'Hell, no': Semenya says she won't take drugs

Caster Semenya was defiant in every way at what could be her last 800-meter race.

With her raised fist at the start. With her unstoppable victory. With her reply Friday to the big question of whether she will submit to new testosterone regulations in track and field and take hormone-reducing medication.

"Hell, no," the Olympic champion from South Africa said.

Semenya responded to her defeat in a landmark court case against track and field's governing body two days earlier with a resounding win in a place where she has done nothing but win the past four years -- over two laps of the track.

She won the 800 meters at the opening Diamond League meeting of the season in Doha, Qatar, with a meet record of 1 minute, 54.98 seconds. It was her fourth-fastest time ever. The only person ahead of her at any time during the race was the pacemaker.

Semenya's nearest challenger, Olympic silver medalist Francine Niyonsaba, was nearly three seconds and about 20 meters behind her -- barely in the picture. Ajee Wilson of the United States was third.

It was Semenya's first 800-meter race this year and first since she lost her case against the IAAF this week.

"Actions speak louder than words," Semenya told the BBC. "When you are a great champion, you always deliver."

Friday's win was her 30th straight in the 800, continuing a run that started in late 2015. But Semenya's four-year dominance over two laps might be at an end.

It would be an end brought not by another competitor but by new regulations set to come into effect Wednesday. They require the South African star and other female athletes with high levels of natural testosterone to medically lower them to be eligible to compete in events ranging from the 400 meters to the mile.

Semenya failed to overturn those rules in her appeal to the Court of Arbitration for Sport.

Now her career appears to be at a crossroad: Does she take medication to lower her testosterone? The medication probably would inhibit her athletic performance and could blunt her dominance. Or does she switch events and run in long-distance races not affected by the regulations?

She was emphatic when she told reporters after Friday's race that she wouldn't take the medication.

"That's an illegal method," she said.

Semenya didn't give a clear idea of what she would do next. She said she wouldn't move up to the 5,000 meters, and she wouldn't retire.

"God has decided my career. God will end my career," she said in the BBC interview. "No man, or any other human, can stop me from running. How am I going to retire when I'm 28? I still feel young, energetic. I still have 10 years or more in athletics.

"It doesn't matter how I'm going to do it. What matters is I'll still be here. I am never going anywhere."
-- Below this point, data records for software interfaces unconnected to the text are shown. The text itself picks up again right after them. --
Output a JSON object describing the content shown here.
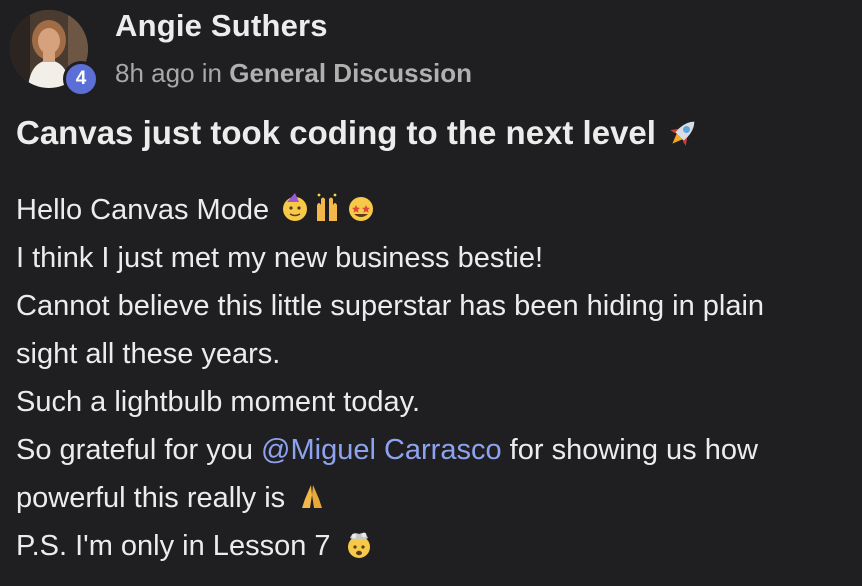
{
  "post": {
    "author": "Angie Suthers",
    "level": "4",
    "time": "8h ago",
    "in_word": "in",
    "category": "General Discussion",
    "title": "Canvas just took coding to the next level",
    "lines": {
      "l1": "Hello Canvas Mode",
      "l2": "I think I just met my new business bestie!",
      "l3": "Cannot believe this little superstar has been hiding in plain",
      "l4": "sight all these years.",
      "l5": "Such a lightbulb moment today.",
      "l6_before": "So grateful for you ",
      "l6_mention": "@Miguel Carrasco",
      "l6_after": " for showing us how",
      "l7": "powerful this really is",
      "l8": "P.S. I'm only in Lesson 7"
    }
  },
  "icons": {
    "title_emoji": "rocket-icon",
    "l1_emojis": [
      "partying-face-icon",
      "raising-hands-icon",
      "star-struck-icon"
    ],
    "l7_emoji": "folded-hands-icon",
    "l8_emoji": "exploding-head-icon"
  },
  "colors": {
    "background": "#1f1f21",
    "text": "#ececec",
    "muted": "#a8a8a8",
    "mention": "#8ea3f0",
    "badge": "#5b6fd6"
  }
}
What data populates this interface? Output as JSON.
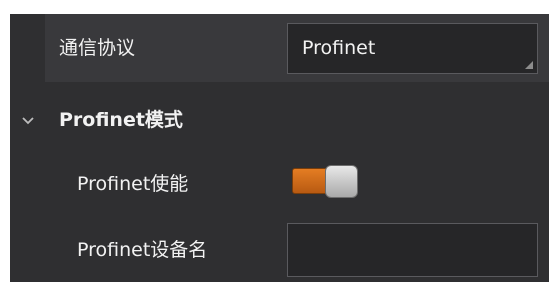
{
  "rows": {
    "protocol": {
      "label": "通信协议",
      "value": "Profinet"
    },
    "section": {
      "title": "Profinet模式",
      "expanded": true
    },
    "enable": {
      "label": "Profinet使能",
      "checked": true
    },
    "device_name": {
      "label": "Profinet设备名",
      "value": ""
    }
  },
  "colors": {
    "panel_bg": "#2f2f31",
    "selected_row_bg": "#39393c",
    "field_bg": "#262628",
    "text": "#f2f2f2",
    "toggle_on": "#d46f1b"
  },
  "icons": {
    "section_toggle": "chevron-down-icon",
    "field_corner": "resize-grip-icon"
  }
}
At the Australian Olympic Committee annual general meeting on Saturday, IOC president Thomas Bach said at a media conference, "First of all, I must say I have a lot of sympathy for Caster Semenya over this decision.

"Having said this, the issue as such is extremely complex. It has scientific impact, it has ethical impact, it impacts on fair play in competition, so it's extremely delicate, and it's extremely difficult to do justice to all these.

"The IOC respects CAS decisions, as we always do, but from a human point of view, yes, I have sympathy for her.''

Bach said an IOC committee would go over the full CAS ruling once it was available, including recommendations on how the rules should be implemented.

Semenya's comments might foreshadow an appeal against the CAS ruling, aimed first at allowing Semenya to defend her 800 title at the world championships, also in Doha, in September and October, without taking the hormone-suppressing drugs.

But if she keeps her promise to not lower her testosterone, there is a chance that Friday marked the last time Semenya will run in the 800, in which she is a double Olympic and a three-time world champion and arguably the best female athlete to run the distance in 40 years.

Her career, however, seems destined to be overshadowed by the testosterone debate, which has the potential for implications far beyond her own results.

Semenya gave away little on the track to indicate that it might be her last race at the distance. She raised her right fist when announcers introduced her before the race.

She was presented with flowers and tossed them to the crowd at the end. She then gave a thumbs-up to fans, flashed a brief smile and walked off the track.

The Associated Press contributed to this report.